A junior at MUSE Middle/High, Kim Sanchez embodies the school model’s emphasis on passion in every way. Before she even started her MUSE education, she was admitted to a program that provides talented LA public school students with access to resources, programming, and services to help gain admission to elite private high schools. From a very young age, Kim has taken every opportunity afforded to her and persisted with grace and self-assuredness. 

During her time in the junior high program, she took a day off from school to shadow at MUSE Middle/High. She immediately connected to MUSE’s passion-based learning model, and the different avenues for post-grad – be it a job, an internship, or college. As she learned more about the school, she thought to herself, “I love it here. I want to go here.” 

And so it would be. Despite MUSE being well over an hour from where she lives in downtown LA, Kim applied to MUSE as her first choice private school, and was admitted shortly thereafter. She started as a freshman at MUSE in 2017.

“I have to wake up at 4:30 a.m. every morning, but it’s so worth it,” Kim shared. 

As we spoke, Kim reflected on her first year at MUSE. While she recalls being shy and reserved her freshman year, she poured herself into the MUSE experience, reveled in the small classroom environment, and by her sophomore year she really found her place – and her passion. It was at that time, in Jeff Martin’s Human Rights class, where she developed a deep interest in social justice topics. 

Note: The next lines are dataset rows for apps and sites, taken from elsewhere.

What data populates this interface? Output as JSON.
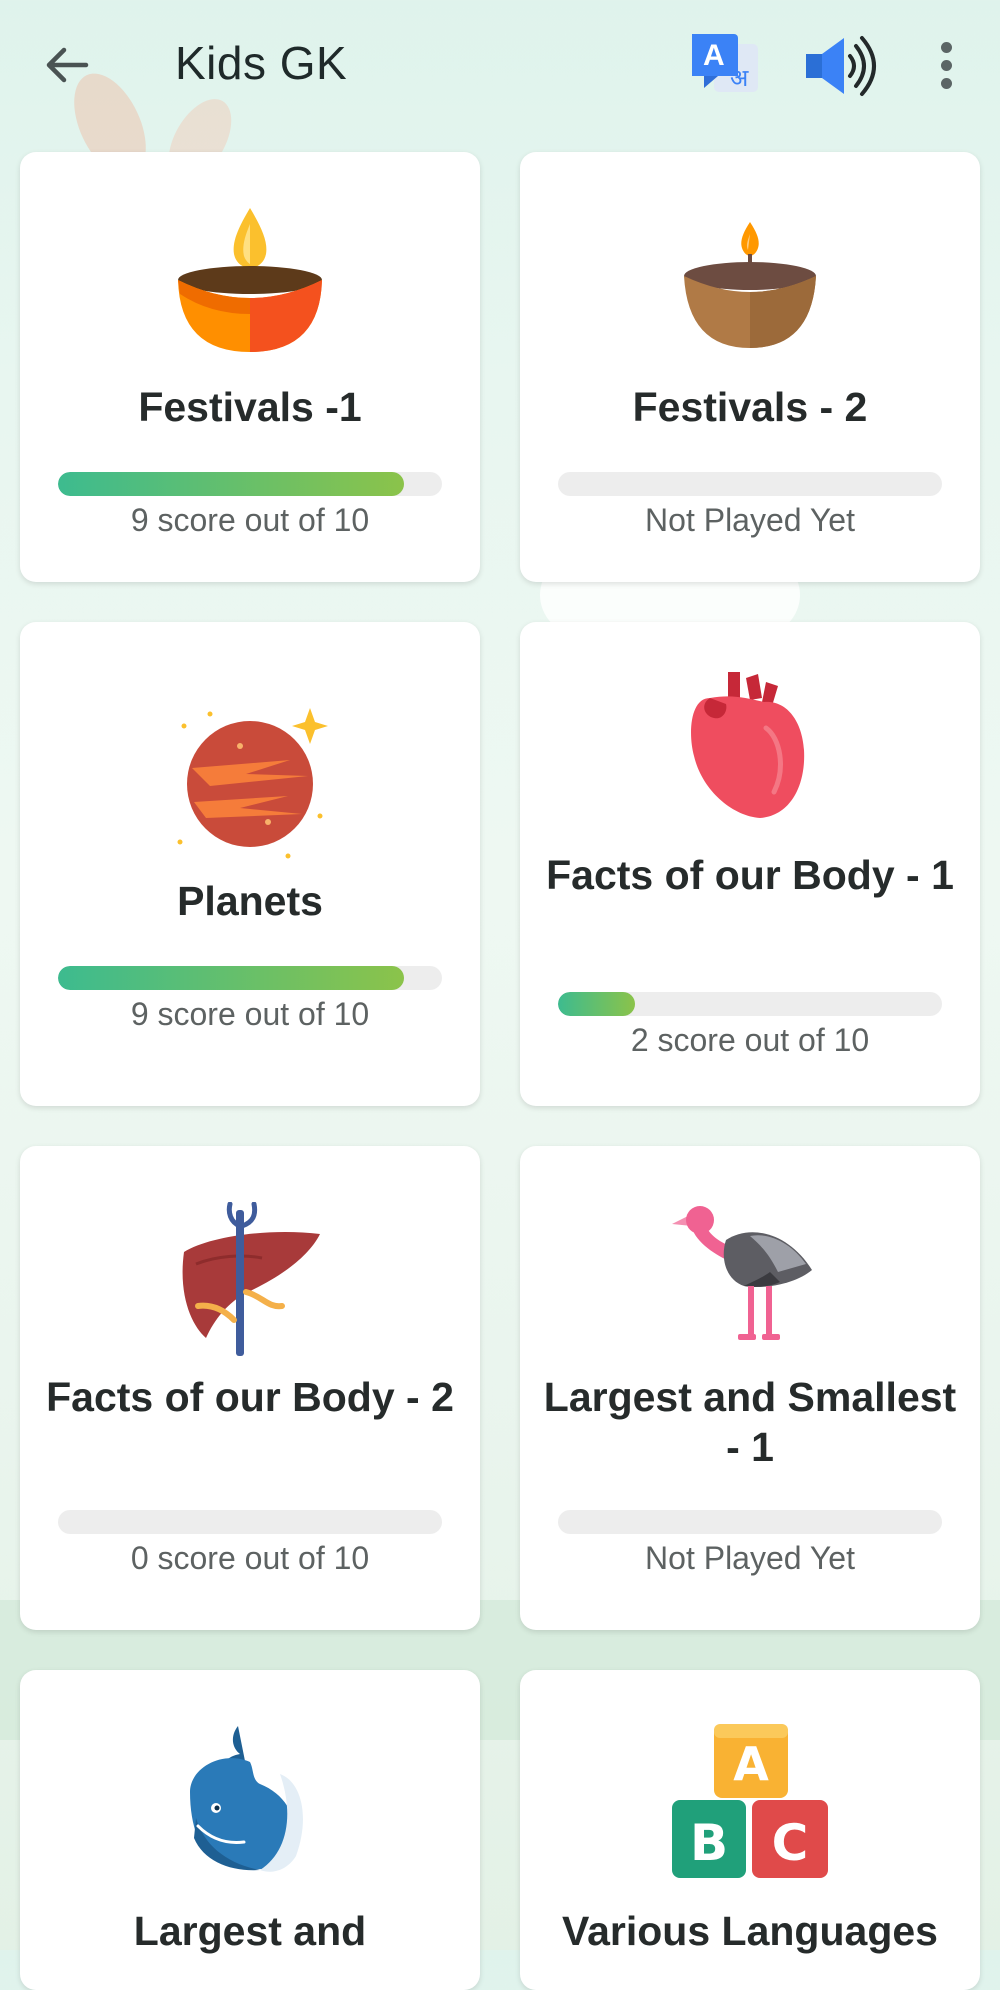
{
  "app": {
    "title": "Kids GK",
    "translate_badge": {
      "latin": "A",
      "devanagari": "अ"
    }
  },
  "colors": {
    "progress_start": "#3dbb8f",
    "progress_end": "#8bc34a",
    "track": "#ededed",
    "translate_blue": "#3b82f6"
  },
  "icons": {
    "back": "arrow-left-icon",
    "translate": "translate-icon",
    "sound": "speaker-icon",
    "more": "more-vert-icon"
  },
  "cards": [
    {
      "title": "Festivals -1",
      "status": "9 score out of 10",
      "progress": 0.9,
      "icon": "diya-lamp-icon"
    },
    {
      "title": "Festivals - 2",
      "status": "Not Played Yet",
      "progress": 0,
      "icon": "clay-lamp-icon"
    },
    {
      "title": "Planets",
      "status": "9 score out of 10",
      "progress": 0.9,
      "icon": "planet-icon"
    },
    {
      "title": "Facts of our Body - 1",
      "status": "2 score out of 10",
      "progress": 0.2,
      "icon": "heart-icon"
    },
    {
      "title": "Facts of our Body - 2",
      "status": "0 score out of 10",
      "progress": 0,
      "icon": "liver-icon"
    },
    {
      "title": "Largest and Smallest - 1",
      "status": "Not Played Yet",
      "progress": 0,
      "icon": "ostrich-icon"
    },
    {
      "title": "Largest and",
      "status": "",
      "progress": 0,
      "icon": "whale-icon"
    },
    {
      "title": "Various Languages",
      "status": "",
      "progress": 0,
      "icon": "abc-blocks-icon"
    }
  ]
}
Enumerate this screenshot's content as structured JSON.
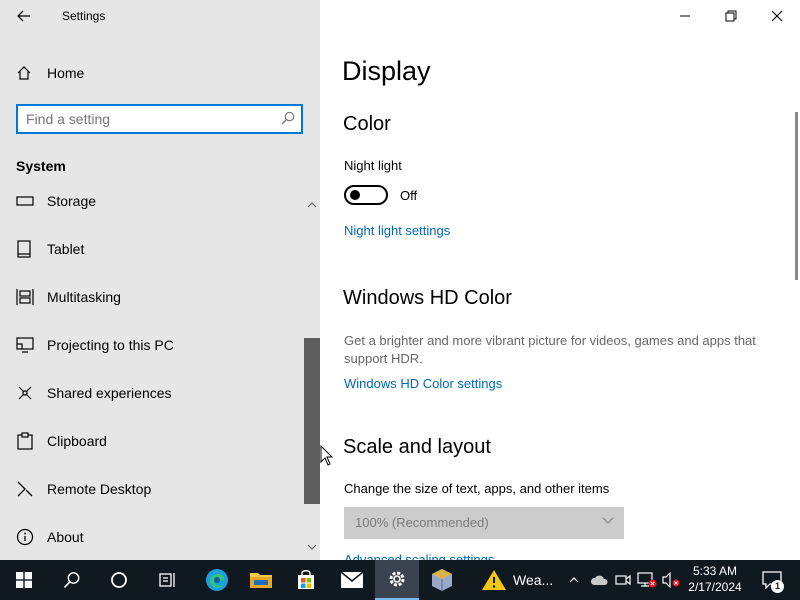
{
  "app": {
    "title": "Settings"
  },
  "nav": {
    "home_label": "Home",
    "search_placeholder": "Find a setting",
    "section_label": "System",
    "items": [
      {
        "label": "Storage",
        "icon": "storage-icon"
      },
      {
        "label": "Tablet",
        "icon": "tablet-icon"
      },
      {
        "label": "Multitasking",
        "icon": "multitasking-icon"
      },
      {
        "label": "Projecting to this PC",
        "icon": "projecting-icon"
      },
      {
        "label": "Shared experiences",
        "icon": "shared-experiences-icon"
      },
      {
        "label": "Clipboard",
        "icon": "clipboard-icon"
      },
      {
        "label": "Remote Desktop",
        "icon": "remote-desktop-icon"
      },
      {
        "label": "About",
        "icon": "info-icon"
      }
    ]
  },
  "content": {
    "page_title": "Display",
    "color": {
      "heading": "Color",
      "night_light_label": "Night light",
      "toggle_state": "Off",
      "night_light_link": "Night light settings"
    },
    "hd_color": {
      "heading": "Windows HD Color",
      "description": "Get a brighter and more vibrant picture for videos, games and apps that support HDR.",
      "link": "Windows HD Color settings"
    },
    "scale": {
      "heading": "Scale and layout",
      "change_size_label": "Change the size of text, apps, and other items",
      "selected_value": "100% (Recommended)",
      "advanced_link": "Advanced scaling settings"
    }
  },
  "taskbar": {
    "weather_text": "Wea...",
    "time": "5:33 AM",
    "date": "2/17/2024",
    "notification_count": "1"
  },
  "colors": {
    "accent": "#0078d7",
    "link": "#0067b8",
    "nav_bg": "#e6e6e6",
    "taskbar_bg": "#101820"
  }
}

“That class evoked something in my mind where I thought, ‘I like this. I want to learn more about this, and teach other people about these issues.’”

Each year, MUSE high school students embark on an in-depth passion project on the topic of their choice. Inspired by the lessons in her Human Rights class, Kim decided to focus her project on the issue of homelessness. 

“Living in downtown LA, I had always seen homelessness around my community, but also in Hollywood, or really wherever I would go in the city. So in my mind I thought, ‘How does this happen? And how does it keep getting worse?’ I just wanted to understand. And so I researched it, and was shocked by the numbers.” 

Her Human Rights class, paired with her Seed-To-Table class’ focus on food insecurity, propelled Kim’s desire to study the pervasive homelessness in greater Los Angeles, and take on a project to help serve the community. 

With the help of her Seed-to-Table instructor, Alexys Thomas, Kim was connected with the Family Rescue Center – a local organization that aids underserved individuals and families through a food bank, donation center, and various events. 

Kim started small, by growing, harvesting, and preparing a meal from the MUSE garden for an Easter event at the food bank this past April. After the success of the event, Alexys and Kim decided to form an ongoing relationship with the Family Rescue Center. Kim decided to dedicate six of MUSE’s garden beds to the program, and is hoping to increase that number to nine beds in the next year. 

Kim leads the project, coordinating with the organization’s leaders to identify what types of fruits and vegetables the community needs. In the future, she hopes to host workshops on-site, and even construct garden beds at the center so the families can learn to grow their own food there, as well. 

“Alexys is very empowering. Especially with food insecurity, she knows a lot about that. And with my homelessness passion project, she really encouraged me to do the event – which I didn’t necessarily want to at first because I was really shy,” Kim said. 

Despite any reservedness, Kim persists. She recently joined in on MUSE’s Human Rights trip that takes place each fall semester. Through the Mending Kids program, a group of MUSE teachers and students travel to Guatemala to help families with children in need of Ear Nose and Throat procedures, and walk them through the entire surgery process. Kim and the MUSE team worked tirelessly to make sure the experience went smoothly for the young patients and their parents. Sometimes, they even went into the operating room. 

“I get a little queasy when I see blood, and the first surgery I saw was a nose surgery. I was in the room, and felt a little nauseous, so I left. But after that one, I was like – I can’t give up here. So I went back, and the second time around, I was ok.”

Kim’s unwavering grit and desire to serve others has led her to developing a clear vision of her future plans. 

“I’m most interested in doing immigration law right now…I want to be able to protect people, and defend people.”

Thinking forward to her post-MUSE plans, she hopes to attend an out-of-state college, but not for the reasons you’d assume. 

“I want to go somewhere outside of California – and really learn about that other place and what people have going on there. And then I can come back and help my community here in LA after college,” Kim explained. 

Needless to say, the LA community is lucky to have Kim as their advocate. And so is MUSE – Kim brings the model’s core pillars to life so beautifully, particularly those of passion-based learning and self-efficacy. Her commitment to serving those who need it most, and actively pursuing avenues by which she can understand and combat major social issues, is a shining example of how young people have the capacity to make real change when given the freedom, and support, to do so.